Transcript of remarks at press conference on labour and welfare measures (with photos/video)
Reporter: So, Mrs Lam, you always claim you are not shying away from difficult topics and will not take a populist route. As you said, there are sound rationale behind the policy change, so how would you respond to criticism that you indeed backed down just under huge public pressure? So are you taking a populist route? And the second question is on the figures. So any estimates that how many people would apply for the new supplement and how much is the total cost of the policy change? Thank you.
Chief Executive: Let me answer the second question first. As I said, for CSSA recipients aged 60 to 64, in addition to receiving the standard rate, they will receive this Employment Support Supplement (ESS). There is no procedure to apply. It will be disbursed at the same time with the standard rate on almost a permanent and perpetual basis, so as long as he or she receives the standard rate, he or she will receive the ESS. That's hand in hand, given to them in recognition of the special circumstances of an elderly person trying to find a job, so there is no process. And we don't have any estimate because the whole purpose of initiating this change is driven by population policy. It's to respond to the general aspiration that we should extend people's working life, which we had. We had extended the retirement age for new civil servants serving civil service. We had extended the working life of the security guards up to 70 by amending the legislation. This is one of those measures, and perhaps one of the final measures in that package, to address the ageing issue and also to extend people's working life. We don't have an estimate of how much we will save as a result of that, so for the same reason we don't have any estimate of how much we will pay out as a result of the ESS. The simple calculation is whatever the number of applicants coming to our Social Welfare Department eligible to receive this CSSA as able-bodied 60 to 64, then we will disburse the supplement to them.

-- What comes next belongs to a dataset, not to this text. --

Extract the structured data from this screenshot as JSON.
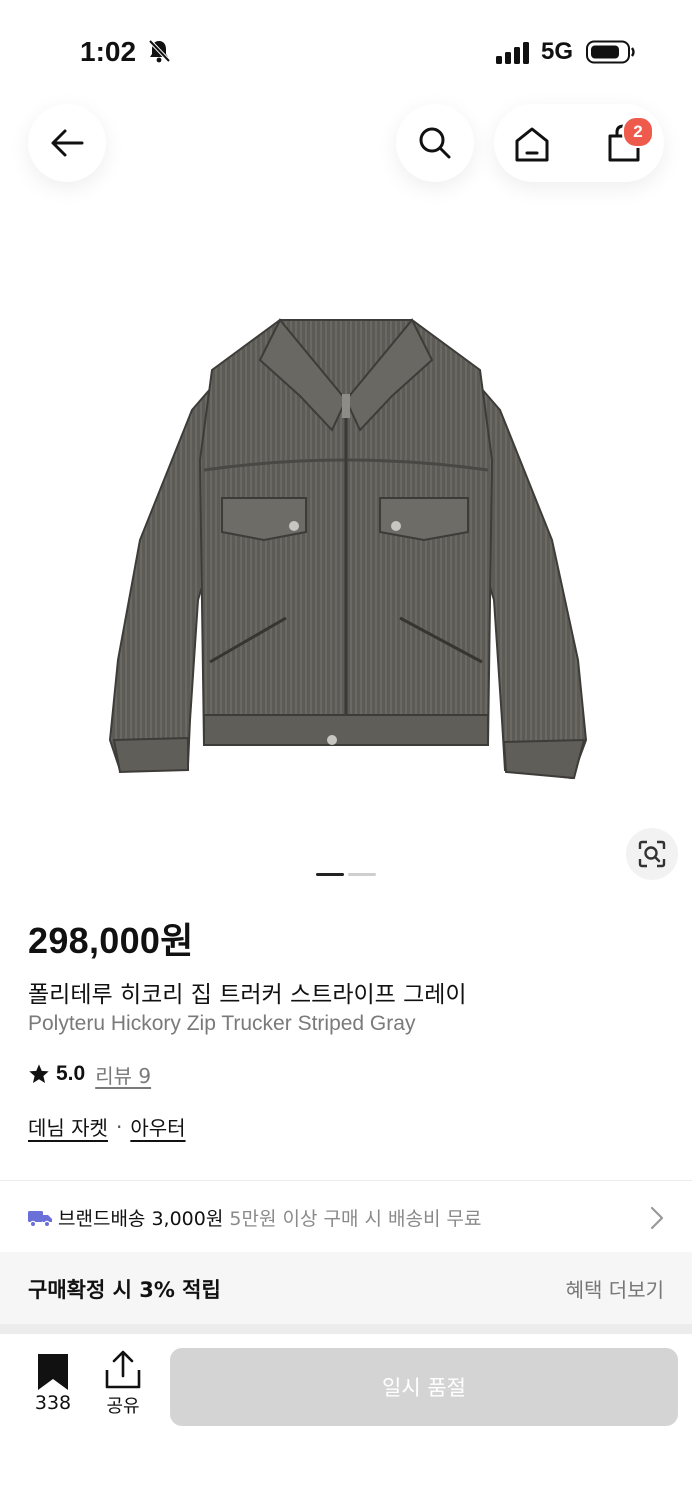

As far as the first question, which is concerning governance, as I've said at the beginning, every policy initiative has two sides to it. One is the justifications of why you want to do this – the purpose, the objective, the justifications – and very often it's based on evidence, based on some consultations. Decision has been made for the three measures based on those deliberations. But implementation of a policy initiative requires much detailed analysis and planning in order to mitigate any adverse impact on the affected people -- that's only normal -- and also to resonate well with the objective of doing that. For example, the objective of improving the terms and conditions of employment of the non-skilled workers in the government service contract is to help these very grass-root workers, so why should we be so concerned about awarding a contract before the first of April and putting these people on a two-year, three-year basis so that they could not enjoy the new terms? That is an implementation issue which could be mitigated through very careful and meticulous planning.
What I am saying and confessing today is in the actual implementation and planning, there is room for improvement. And on today' announcement of improvement measures to ensure more effective and more compassionate implementation of the policy initiatives, I will not regard that as backing down or yielding to pressure or being populist. Had I known this two months ago before all these issues have caught public concern, I would probably have done the same thing, but unfortunately, and you have to appreciate that, as the Chief Executive of the Hong Kong SAR it is now no longer possible for me to be so hands-on in every detail of implementation. So as long as I know and as soon as I know – and I'm not blaming the colleagues because they have rules to follow, there are financial rules and procurement rules to follow and there are computer systems to handle –as the Chief Executive I could make all those decisions, on money, on technical matters and on things like that. That's why I have made that decision to introduce the improvement measures to smooth out the implementation of these three policy initiatives.
(Please also refer to the Chinese portion of the transcript.)
Ends/Friday, January 18, 2019
Issued at HKT 19:07
Issued at HKT 19:07